Conditions of the Enslaved at Temple Hall Farm
Enslaved Africans were first brought to what would become the United States in 1619 and by the early 1800s the system of slaveholding was entrenched in the U.S., mostly in the Southern states. While most Northern states had banned owning people by that time, Virginia continued it and by the beginning of the Civil War had more enslaved people than any other state — 490,000 In 1828, Loudoun County had 5,362 enslaved or about 25% of the population. Southern states held onto their system of enslaved labor until the end of the Civil War when the 13th Amendment to the Constitution banned the practice.
The twenty-two enslaved workers at Temple Hall probably performed functions like those at other farms in Loudoun. The farm raised a variety of crops including corn, wheat and potatoes and the adult male (and at times female) enslaved worked in the fields planting, weeding and harvesting. Mason also raised livestock including beef cattle, milk cows, hogs and sheep so the male enslaved tended to these animals as well as the horses kept for riding and plowing.
The enslaved women cooked, cleaned the house, did the laundry and

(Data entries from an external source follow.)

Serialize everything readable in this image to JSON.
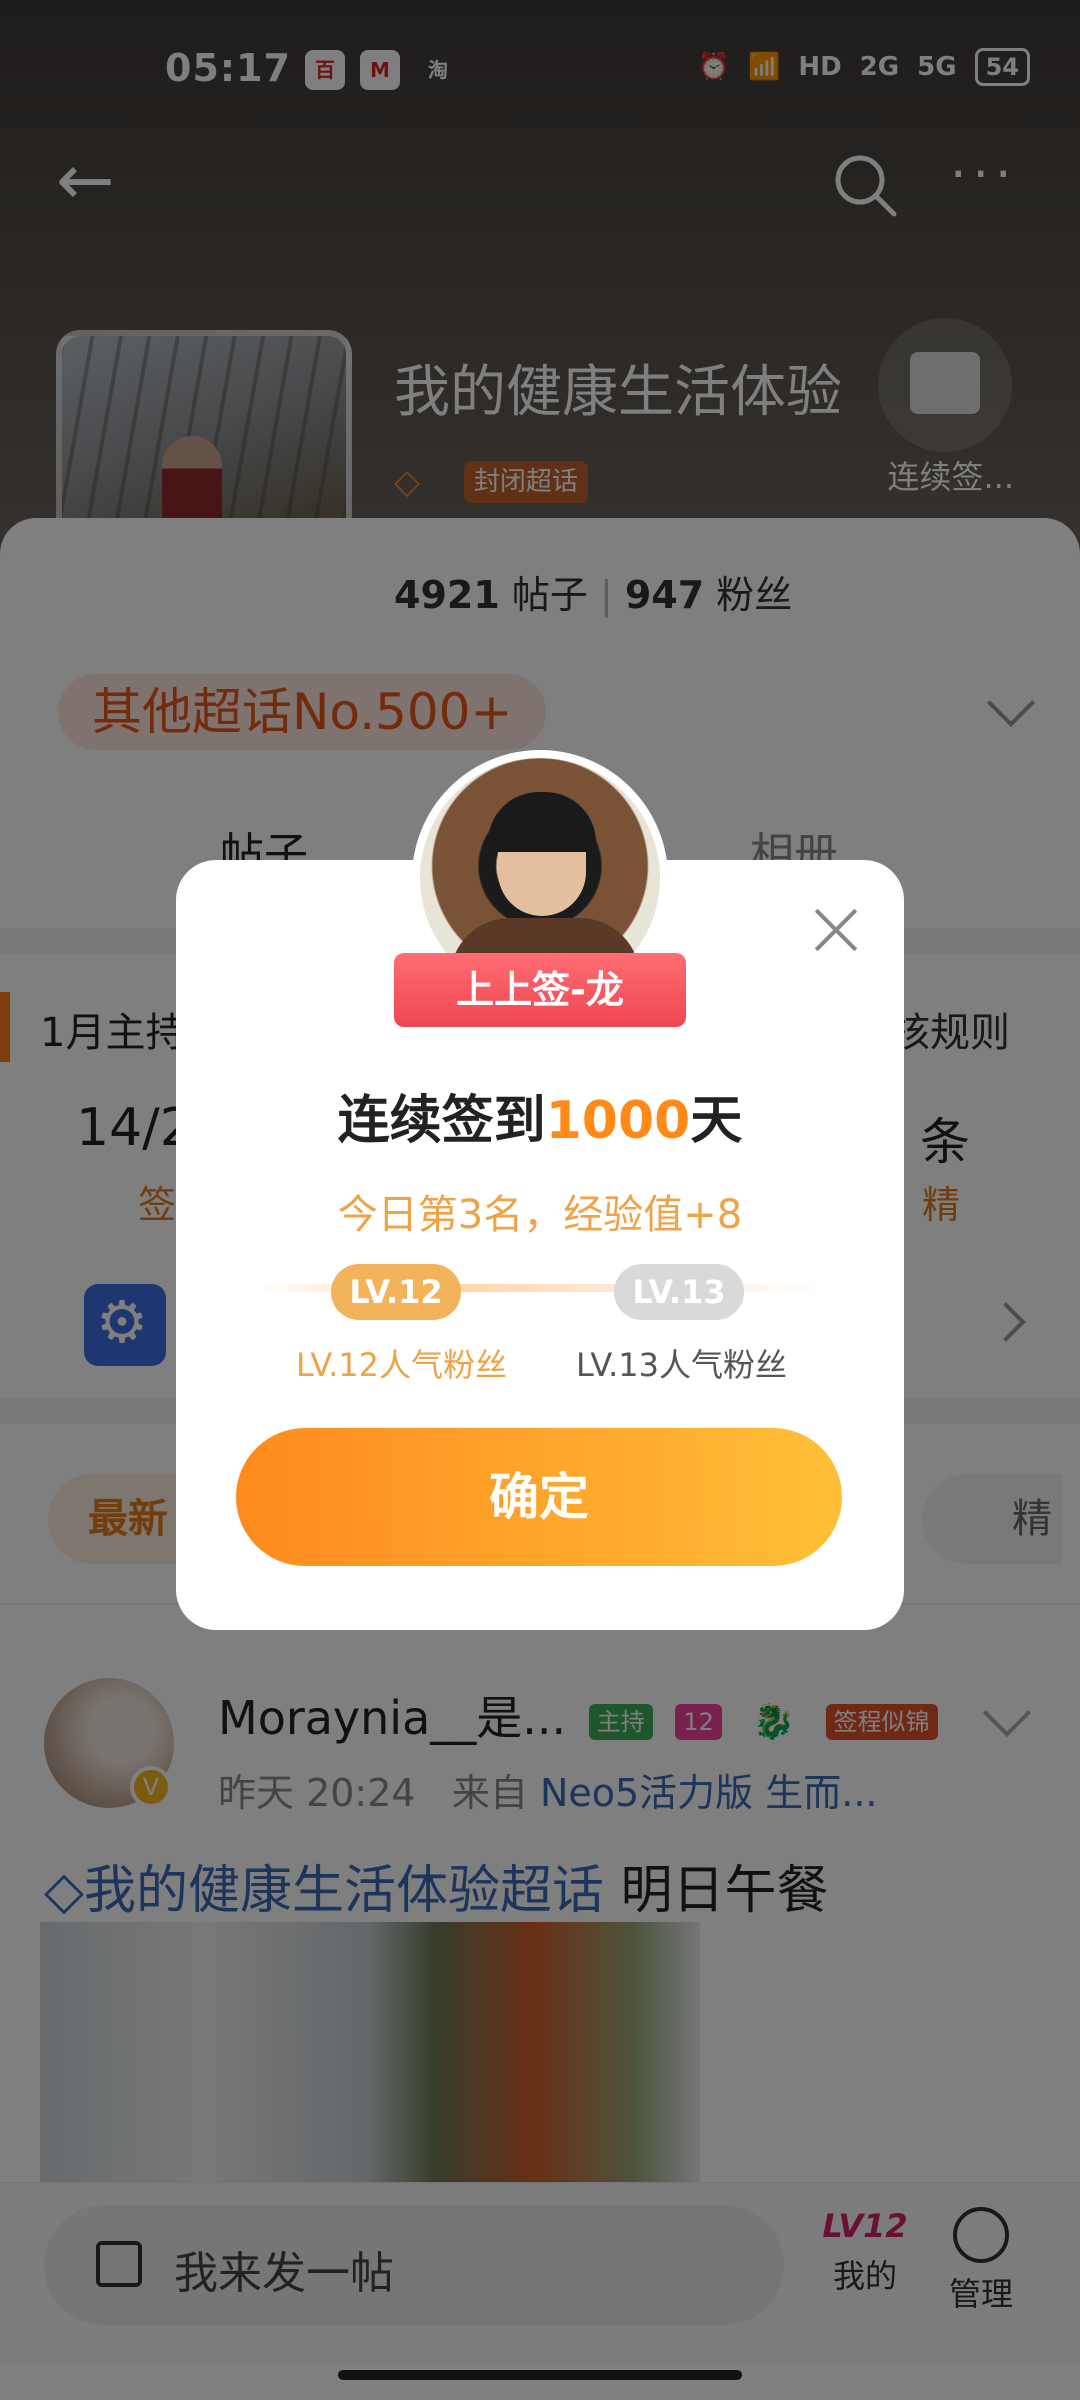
{
  "status": {
    "time": "05:17",
    "apps": [
      "百",
      "M",
      "淘"
    ],
    "network": "HD",
    "sig1": "2G",
    "sig2": "5G",
    "battery": "54"
  },
  "header": {
    "title": "我的健康生活体验",
    "closed_badge": "封闭超话",
    "checkin_label": "连续签..."
  },
  "stats": {
    "posts": "4921",
    "posts_label": "帖子",
    "fans": "947",
    "fans_label": "粉丝"
  },
  "rank": "其他超话No.500+",
  "tabs": [
    "帖子",
    "相册"
  ],
  "notice": {
    "left": "1月主持",
    "right": "核规则"
  },
  "counters": {
    "left_value": "14/2",
    "left_label": "签",
    "right_value": "条",
    "right_label": "精"
  },
  "sort": {
    "active": "最新",
    "right": "精"
  },
  "post": {
    "author": "Moraynia__是...",
    "tags": {
      "host": "主持",
      "level": "12",
      "badge": "签程似锦"
    },
    "time": "昨天 20:24",
    "from": "来自",
    "source": "Neo5活力版 生而...",
    "topic": "我的健康生活体验超话",
    "text": "明日午餐"
  },
  "composer": {
    "placeholder": "我来发一帖"
  },
  "nav": {
    "mine_level": "LV12",
    "mine": "我的",
    "manage": "管理"
  },
  "modal": {
    "ribbon": "上上签-龙",
    "title_pre": "连续签到",
    "title_num": "1000",
    "title_post": "天",
    "subtitle": "今日第3名，经验值+8",
    "lv_from": "LV.12",
    "lv_to": "LV.13",
    "lv_from_caption": "LV.12人气粉丝",
    "lv_to_caption": "LV.13人气粉丝",
    "confirm": "确定"
  },
  "colors": {
    "accent": "#ff8a18",
    "link": "#3b68b7",
    "ribbon": "#ef4652"
  }
}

Enslaved workers were often separated from friends and family when hired out or sold, sometimes to the deep South. Traders from Alexandria, Virginia would go through the Virginia countryside seeking owners who wanted to sell their enslaved men, women and children. After finding 100 or more enslaved, they would chain them together and walk them together and walk them South, with New Orleans slavery markets a common destination. The census records show that after 1820 when 22 enslaved were held at Temple Hall, Mason quickly reduced that numbers. Those who didn't appear in the 1830 census may have been sold locally or out of state.
No evidence has been found of enslaved from Temple Hall liberating themselves but in 1822, William Temple Mason did work with his half-brother to find an enslaved man who ran from a cousin's farm.

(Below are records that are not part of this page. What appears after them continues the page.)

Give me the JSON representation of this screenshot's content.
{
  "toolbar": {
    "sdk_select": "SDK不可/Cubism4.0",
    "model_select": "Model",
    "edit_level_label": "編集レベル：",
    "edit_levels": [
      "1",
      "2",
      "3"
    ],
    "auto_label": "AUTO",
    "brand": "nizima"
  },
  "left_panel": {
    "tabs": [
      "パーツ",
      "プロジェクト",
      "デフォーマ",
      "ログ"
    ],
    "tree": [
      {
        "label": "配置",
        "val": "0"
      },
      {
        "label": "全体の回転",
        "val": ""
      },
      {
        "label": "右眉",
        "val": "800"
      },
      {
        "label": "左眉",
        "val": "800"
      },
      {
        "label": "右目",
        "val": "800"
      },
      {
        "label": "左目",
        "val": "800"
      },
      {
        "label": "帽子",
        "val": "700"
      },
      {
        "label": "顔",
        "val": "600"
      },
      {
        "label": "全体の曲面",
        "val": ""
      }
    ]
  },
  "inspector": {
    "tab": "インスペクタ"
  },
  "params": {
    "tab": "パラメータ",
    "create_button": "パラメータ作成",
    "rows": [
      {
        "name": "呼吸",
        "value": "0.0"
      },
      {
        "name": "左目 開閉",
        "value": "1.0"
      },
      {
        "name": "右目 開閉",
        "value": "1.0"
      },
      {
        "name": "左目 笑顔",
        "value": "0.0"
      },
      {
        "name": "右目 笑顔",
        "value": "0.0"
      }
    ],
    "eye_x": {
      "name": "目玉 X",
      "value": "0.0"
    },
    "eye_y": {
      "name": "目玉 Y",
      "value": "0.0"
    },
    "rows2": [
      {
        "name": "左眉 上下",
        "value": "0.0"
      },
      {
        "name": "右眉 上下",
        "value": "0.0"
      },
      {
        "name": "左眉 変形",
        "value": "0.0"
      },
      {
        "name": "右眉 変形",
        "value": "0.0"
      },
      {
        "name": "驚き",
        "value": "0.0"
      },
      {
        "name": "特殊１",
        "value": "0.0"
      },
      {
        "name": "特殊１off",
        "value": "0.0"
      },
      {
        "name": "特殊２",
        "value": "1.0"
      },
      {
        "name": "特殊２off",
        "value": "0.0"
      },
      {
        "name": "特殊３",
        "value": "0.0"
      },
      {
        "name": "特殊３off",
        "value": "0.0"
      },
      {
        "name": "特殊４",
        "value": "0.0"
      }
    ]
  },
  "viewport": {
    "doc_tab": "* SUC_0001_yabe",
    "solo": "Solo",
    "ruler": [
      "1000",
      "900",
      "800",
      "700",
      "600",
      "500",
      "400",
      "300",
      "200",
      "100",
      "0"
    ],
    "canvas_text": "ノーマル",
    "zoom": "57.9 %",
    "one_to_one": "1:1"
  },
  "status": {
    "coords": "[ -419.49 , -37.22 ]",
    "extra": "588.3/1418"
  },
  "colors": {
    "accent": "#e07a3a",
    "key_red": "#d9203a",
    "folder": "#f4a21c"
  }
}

Records indicate there were three cabins for the enslaved at Temple Hall, possibly located where the single tenant house is shown on this 1878 map of the farm.
These late 1800s photographs show corn behind the small barn, which was cut by hand and stacked in the field at Temple Hall. The enslaved
Erected by NOVA Parks.
Topics and series. This historical marker is listed in these topic lists: African Americans • Agriculture • Animals • Industry & Commerce. In addition, it is included in the NOVA Parks series list. A significant historical year for this entry is 1619.
Location. 39° 10.751′ N, 77° 31.696′ W. Marker is in Leesburg, Virginia, in Loudoun County. Marker is on Temple Hall Lane, 0.3 miles north of Limestone School Road (Virginia Route 661). Touch for map. Marker is at or near this postal address: 15783 Temple Hall Ln, Leesburg VA 20176, United States of America. Touch for directions.
Other nearby markers. At least 8 other markers are within 2 miles of this marker, measured as the crow flies. Welcome to Temple Hall Farm Regional Park (here, next to this marker); Enslaved Workers at Temple Hall Farm (here, next to this marker); The Kincaid Farm Barns (a few steps from this marker); This Is Temple Hall! (a few steps from this marker); 1862 Antietam Campaign (approx. 1.7 miles away in Maryland); White’s Ferry (approx. 1.7 miles away in Maryland); Gettysburg Campaign (approx. 1.7 miles away in Maryland); The History of White's Ferry (approx. 1.8 miles away in Maryland). Touch for a list and map of all markers in Leesburg.
Additional keywords. human trafficking; enslaved labor
Credits. This page was last revised on May 1, 2022. It was originally submitted on May 1, 2022, by Devry Becker Jones of Washington, District of Columbia. This page has been viewed 84 times since then and 9 times this year. Photos: 1, 2. submitted on May 1, 2022, by Devry Becker Jones of Washington, District of Columbia.